# WHAT TO PRODUCE
Write all entries out exactly, images excluded.

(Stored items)
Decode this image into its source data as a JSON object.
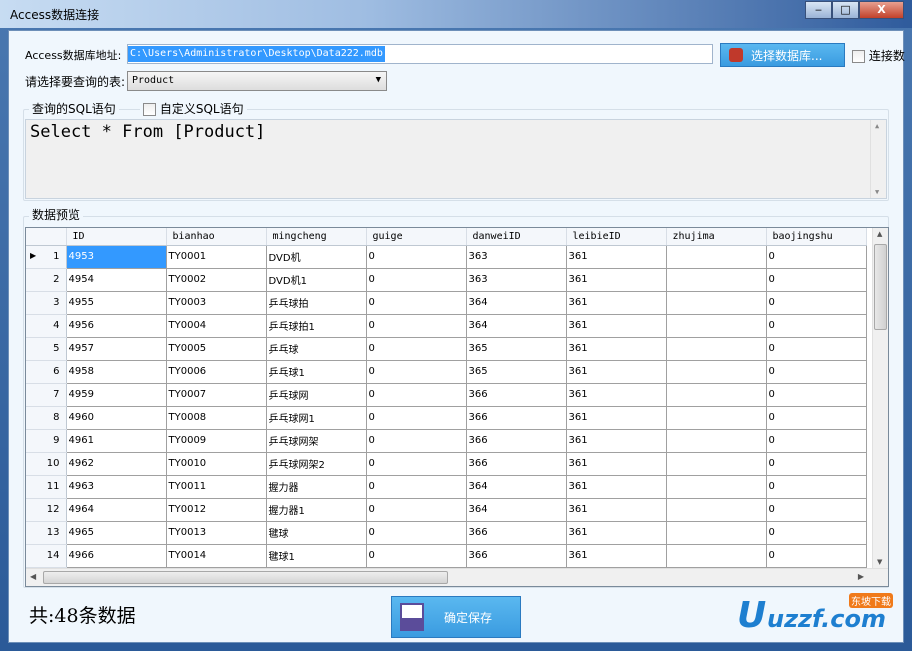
{
  "window": {
    "title": "Access数据连接",
    "minimize": "‒",
    "maximize": "□",
    "close": "X"
  },
  "form": {
    "db_path_label": "Access数据库地址:",
    "db_path_value": "C:\\Users\\Administrator\\Desktop\\Data222.mdb",
    "choose_db_button": "选择数据库...",
    "connect_checkbox_label": "连接数",
    "table_label": "请选择要查询的表:",
    "table_selected": "Product",
    "sql_group_label": "查询的SQL语句",
    "custom_sql_label": "自定义SQL语句",
    "sql_text": "Select * From [Product]",
    "preview_label": "数据预览",
    "count_text": "共:48条数据",
    "save_button": "确定保存"
  },
  "grid": {
    "columns": [
      "ID",
      "bianhao",
      "mingcheng",
      "guige",
      "danweiID",
      "leibieID",
      "zhujima",
      "baojingshu"
    ],
    "rows": [
      [
        "1",
        "4953",
        "TY0001",
        "DVD机",
        "0",
        "363",
        "361",
        "",
        "0"
      ],
      [
        "2",
        "4954",
        "TY0002",
        "DVD机1",
        "0",
        "363",
        "361",
        "",
        "0"
      ],
      [
        "3",
        "4955",
        "TY0003",
        "乒乓球拍",
        "0",
        "364",
        "361",
        "",
        "0"
      ],
      [
        "4",
        "4956",
        "TY0004",
        "乒乓球拍1",
        "0",
        "364",
        "361",
        "",
        "0"
      ],
      [
        "5",
        "4957",
        "TY0005",
        "乒乓球",
        "0",
        "365",
        "361",
        "",
        "0"
      ],
      [
        "6",
        "4958",
        "TY0006",
        "乒乓球1",
        "0",
        "365",
        "361",
        "",
        "0"
      ],
      [
        "7",
        "4959",
        "TY0007",
        "乒乓球网",
        "0",
        "366",
        "361",
        "",
        "0"
      ],
      [
        "8",
        "4960",
        "TY0008",
        "乒乓球网1",
        "0",
        "366",
        "361",
        "",
        "0"
      ],
      [
        "9",
        "4961",
        "TY0009",
        "乒乓球网架",
        "0",
        "366",
        "361",
        "",
        "0"
      ],
      [
        "10",
        "4962",
        "TY0010",
        "乒乓球网架2",
        "0",
        "366",
        "361",
        "",
        "0"
      ],
      [
        "11",
        "4963",
        "TY0011",
        "握力器",
        "0",
        "364",
        "361",
        "",
        "0"
      ],
      [
        "12",
        "4964",
        "TY0012",
        "握力器1",
        "0",
        "364",
        "361",
        "",
        "0"
      ],
      [
        "13",
        "4965",
        "TY0013",
        "毽球",
        "0",
        "366",
        "361",
        "",
        "0"
      ],
      [
        "14",
        "4966",
        "TY0014",
        "毽球1",
        "0",
        "366",
        "361",
        "",
        "0"
      ]
    ]
  },
  "watermark": {
    "text": "uzzf.com",
    "badge": "东坡下载"
  }
}
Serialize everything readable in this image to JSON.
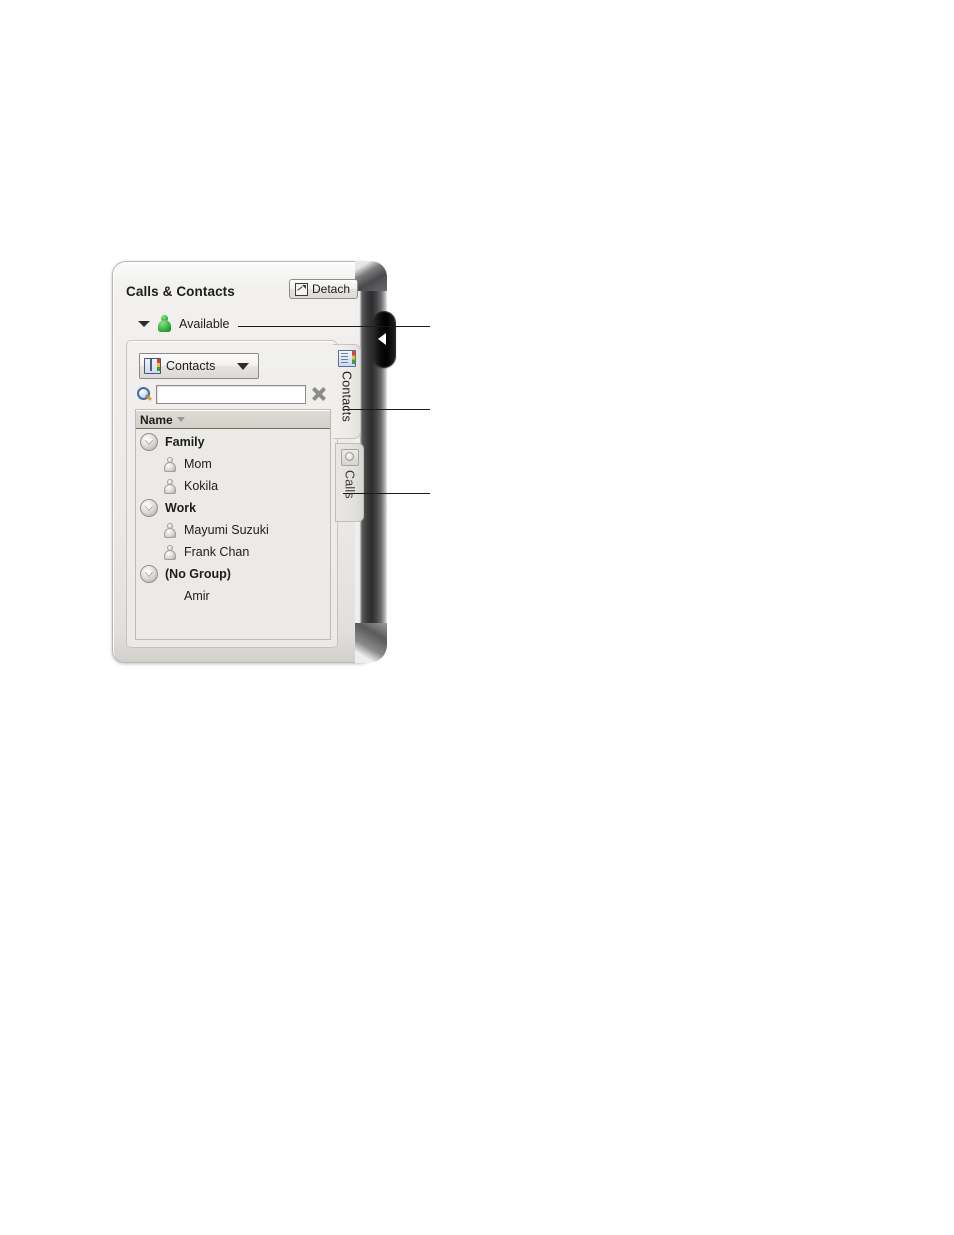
{
  "panel": {
    "title": "Calls & Contacts",
    "detach_label": "Detach",
    "detach_icon": "detach-icon"
  },
  "status": {
    "presence_label": "Available",
    "presence_icon": "presence-available-icon",
    "presence_color": "#35b03a",
    "expander_icon": "caret-down-icon"
  },
  "source_selector": {
    "label": "Contacts",
    "icon": "address-book-icon",
    "caret_icon": "chevron-down-icon"
  },
  "search": {
    "value": "",
    "placeholder": "",
    "search_icon": "magnifier-icon",
    "clear_icon": "clear-x-icon"
  },
  "contact_list": {
    "column_header": "Name",
    "sort_icon": "sort-descending-icon",
    "rows": [
      {
        "label": "Family",
        "kind": "group",
        "icon": "expander-collapse-icon"
      },
      {
        "label": "Mom",
        "kind": "contact",
        "icon": "contact-avatar-icon"
      },
      {
        "label": "Kokila",
        "kind": "contact",
        "icon": "contact-avatar-icon"
      },
      {
        "label": "Work",
        "kind": "group",
        "icon": "expander-collapse-icon"
      },
      {
        "label": "Mayumi Suzuki",
        "kind": "contact",
        "icon": "contact-avatar-icon"
      },
      {
        "label": "Frank Chan",
        "kind": "contact",
        "icon": "contact-avatar-icon"
      },
      {
        "label": "(No Group)",
        "kind": "group",
        "icon": "expander-collapse-icon"
      },
      {
        "label": "Amir",
        "kind": "plain",
        "icon": ""
      }
    ]
  },
  "side_tabs": [
    {
      "label": "Contacts",
      "icon": "contacts-tab-icon",
      "active": true
    },
    {
      "label": "Calls",
      "icon": "calls-tab-icon",
      "active": false
    }
  ],
  "device": {
    "hardware_button_icon": "triangle-left-icon"
  }
}
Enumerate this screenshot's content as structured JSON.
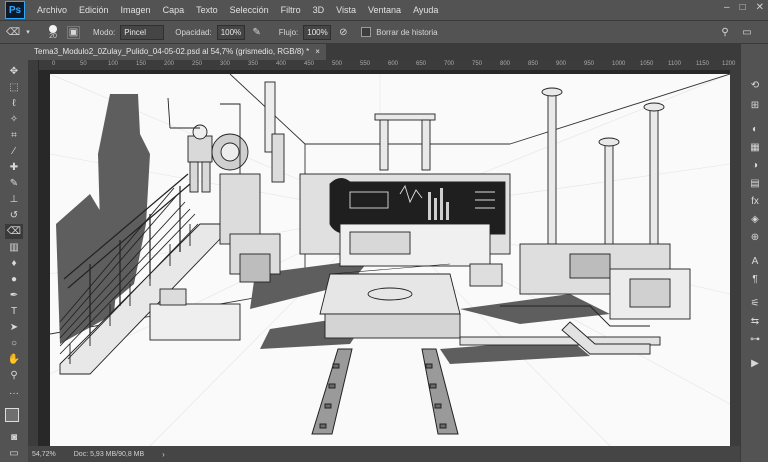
{
  "app": {
    "logo": "Ps"
  },
  "menu": [
    "Archivo",
    "Edición",
    "Imagen",
    "Capa",
    "Texto",
    "Selección",
    "Filtro",
    "3D",
    "Vista",
    "Ventana",
    "Ayuda"
  ],
  "options": {
    "brush_size": "20",
    "mode_label": "Modo:",
    "mode_value": "Pincel",
    "opacity_label": "Opacidad:",
    "opacity_value": "100%",
    "flow_label": "Flujo:",
    "flow_value": "100%",
    "history_label": "Borrar de historia"
  },
  "document": {
    "tab_title": "Tema3_Modulo2_0Zulay_Pulido_04-05-02.psd al 54,7% (grismedio, RGB/8) *",
    "close": "×"
  },
  "ruler": [
    "0",
    "50",
    "100",
    "150",
    "200",
    "250",
    "300",
    "350",
    "400",
    "450",
    "500",
    "550",
    "600",
    "650",
    "700",
    "750",
    "800",
    "850",
    "900",
    "950",
    "1000",
    "1050",
    "1100",
    "1150",
    "1200"
  ],
  "status": {
    "zoom": "54,72%",
    "doc": "Doc: 5,93 MB/90,8 MB"
  },
  "tools": [
    "move-tool",
    "marquee-tool",
    "lasso-tool",
    "magic-wand-tool",
    "crop-tool",
    "eyedropper-tool",
    "healing-tool",
    "brush-tool",
    "stamp-tool",
    "history-brush-tool",
    "eraser-tool",
    "gradient-tool",
    "blur-tool",
    "dodge-tool",
    "pen-tool",
    "type-tool",
    "path-select-tool",
    "shape-tool",
    "hand-tool",
    "zoom-tool",
    "more-tools"
  ],
  "panels": [
    "history-panel",
    "color-panel",
    "swatches-panel",
    "adjustments-panel",
    "libraries-panel",
    "layers-panel",
    "channels-panel",
    "paths-panel",
    "properties-panel",
    "character-panel",
    "paragraph-panel",
    "play-button"
  ]
}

# ANSWER SECTION
Decode this image into its source data as a JSON object.
{
  "window": {
    "title": "Access数据连接",
    "minimize": "‒",
    "maximize": "□",
    "close": "X"
  },
  "form": {
    "db_path_label": "Access数据库地址:",
    "db_path_value": "C:\\Users\\Administrator\\Desktop\\Data222.mdb",
    "choose_db_button": "选择数据库...",
    "connect_checkbox_label": "连接数",
    "table_label": "请选择要查询的表:",
    "table_selected": "Product",
    "sql_group_label": "查询的SQL语句",
    "custom_sql_label": "自定义SQL语句",
    "sql_text": "Select * From [Product]",
    "preview_label": "数据预览",
    "count_text": "共:48条数据",
    "save_button": "确定保存"
  },
  "grid": {
    "columns": [
      "ID",
      "bianhao",
      "mingcheng",
      "guige",
      "danweiID",
      "leibieID",
      "zhujima",
      "baojingshu"
    ],
    "rows": [
      [
        "1",
        "4953",
        "TY0001",
        "DVD机",
        "0",
        "363",
        "361",
        "",
        "0"
      ],
      [
        "2",
        "4954",
        "TY0002",
        "DVD机1",
        "0",
        "363",
        "361",
        "",
        "0"
      ],
      [
        "3",
        "4955",
        "TY0003",
        "乒乓球拍",
        "0",
        "364",
        "361",
        "",
        "0"
      ],
      [
        "4",
        "4956",
        "TY0004",
        "乒乓球拍1",
        "0",
        "364",
        "361",
        "",
        "0"
      ],
      [
        "5",
        "4957",
        "TY0005",
        "乒乓球",
        "0",
        "365",
        "361",
        "",
        "0"
      ],
      [
        "6",
        "4958",
        "TY0006",
        "乒乓球1",
        "0",
        "365",
        "361",
        "",
        "0"
      ],
      [
        "7",
        "4959",
        "TY0007",
        "乒乓球网",
        "0",
        "366",
        "361",
        "",
        "0"
      ],
      [
        "8",
        "4960",
        "TY0008",
        "乒乓球网1",
        "0",
        "366",
        "361",
        "",
        "0"
      ],
      [
        "9",
        "4961",
        "TY0009",
        "乒乓球网架",
        "0",
        "366",
        "361",
        "",
        "0"
      ],
      [
        "10",
        "4962",
        "TY0010",
        "乒乓球网架2",
        "0",
        "366",
        "361",
        "",
        "0"
      ],
      [
        "11",
        "4963",
        "TY0011",
        "握力器",
        "0",
        "364",
        "361",
        "",
        "0"
      ],
      [
        "12",
        "4964",
        "TY0012",
        "握力器1",
        "0",
        "364",
        "361",
        "",
        "0"
      ],
      [
        "13",
        "4965",
        "TY0013",
        "毽球",
        "0",
        "366",
        "361",
        "",
        "0"
      ],
      [
        "14",
        "4966",
        "TY0014",
        "毽球1",
        "0",
        "366",
        "361",
        "",
        "0"
      ]
    ]
  },
  "watermark": {
    "text": "uzzf.com",
    "badge": "东坡下载"
  }
}
Serialize everything readable in this image to JSON.
{
  "panel": {
    "title": "Calls & Contacts",
    "detach_label": "Detach",
    "detach_icon": "detach-icon"
  },
  "status": {
    "presence_label": "Available",
    "presence_icon": "presence-available-icon",
    "presence_color": "#35b03a",
    "expander_icon": "caret-down-icon"
  },
  "source_selector": {
    "label": "Contacts",
    "icon": "address-book-icon",
    "caret_icon": "chevron-down-icon"
  },
  "search": {
    "value": "",
    "placeholder": "",
    "search_icon": "magnifier-icon",
    "clear_icon": "clear-x-icon"
  },
  "contact_list": {
    "column_header": "Name",
    "sort_icon": "sort-descending-icon",
    "rows": [
      {
        "label": "Family",
        "kind": "group",
        "icon": "expander-collapse-icon"
      },
      {
        "label": "Mom",
        "kind": "contact",
        "icon": "contact-avatar-icon"
      },
      {
        "label": "Kokila",
        "kind": "contact",
        "icon": "contact-avatar-icon"
      },
      {
        "label": "Work",
        "kind": "group",
        "icon": "expander-collapse-icon"
      },
      {
        "label": "Mayumi Suzuki",
        "kind": "contact",
        "icon": "contact-avatar-icon"
      },
      {
        "label": "Frank Chan",
        "kind": "contact",
        "icon": "contact-avatar-icon"
      },
      {
        "label": "(No Group)",
        "kind": "group",
        "icon": "expander-collapse-icon"
      },
      {
        "label": "Amir",
        "kind": "plain",
        "icon": ""
      }
    ]
  },
  "side_tabs": [
    {
      "label": "Contacts",
      "icon": "contacts-tab-icon",
      "active": true
    },
    {
      "label": "Calls",
      "icon": "calls-tab-icon",
      "active": false
    }
  ],
  "device": {
    "hardware_button_icon": "triangle-left-icon"
  }
}
Enumerate this screenshot's content as structured JSON.
{
  "app": {
    "logo": "Ps"
  },
  "menu": [
    "Archivo",
    "Edición",
    "Imagen",
    "Capa",
    "Texto",
    "Selección",
    "Filtro",
    "3D",
    "Vista",
    "Ventana",
    "Ayuda"
  ],
  "options": {
    "brush_size": "20",
    "mode_label": "Modo:",
    "mode_value": "Pincel",
    "opacity_label": "Opacidad:",
    "opacity_value": "100%",
    "flow_label": "Flujo:",
    "flow_value": "100%",
    "history_label": "Borrar de historia"
  },
  "document": {
    "tab_title": "Tema3_Modulo2_0Zulay_Pulido_04-05-02.psd al 54,7% (grismedio, RGB/8) *",
    "close": "×"
  },
  "ruler": [
    "0",
    "50",
    "100",
    "150",
    "200",
    "250",
    "300",
    "350",
    "400",
    "450",
    "500",
    "550",
    "600",
    "650",
    "700",
    "750",
    "800",
    "850",
    "900",
    "950",
    "1000",
    "1050",
    "1100",
    "1150",
    "1200"
  ],
  "status": {
    "zoom": "54,72%",
    "doc": "Doc: 5,93 MB/90,8 MB"
  },
  "tools": [
    "move-tool",
    "marquee-tool",
    "lasso-tool",
    "magic-wand-tool",
    "crop-tool",
    "eyedropper-tool",
    "healing-tool",
    "brush-tool",
    "stamp-tool",
    "history-brush-tool",
    "eraser-tool",
    "gradient-tool",
    "blur-tool",
    "dodge-tool",
    "pen-tool",
    "type-tool",
    "path-select-tool",
    "shape-tool",
    "hand-tool",
    "zoom-tool",
    "more-tools"
  ],
  "panels": [
    "history-panel",
    "color-panel",
    "swatches-panel",
    "adjustments-panel",
    "libraries-panel",
    "layers-panel",
    "channels-panel",
    "paths-panel",
    "properties-panel",
    "character-panel",
    "paragraph-panel",
    "play-button"
  ]
}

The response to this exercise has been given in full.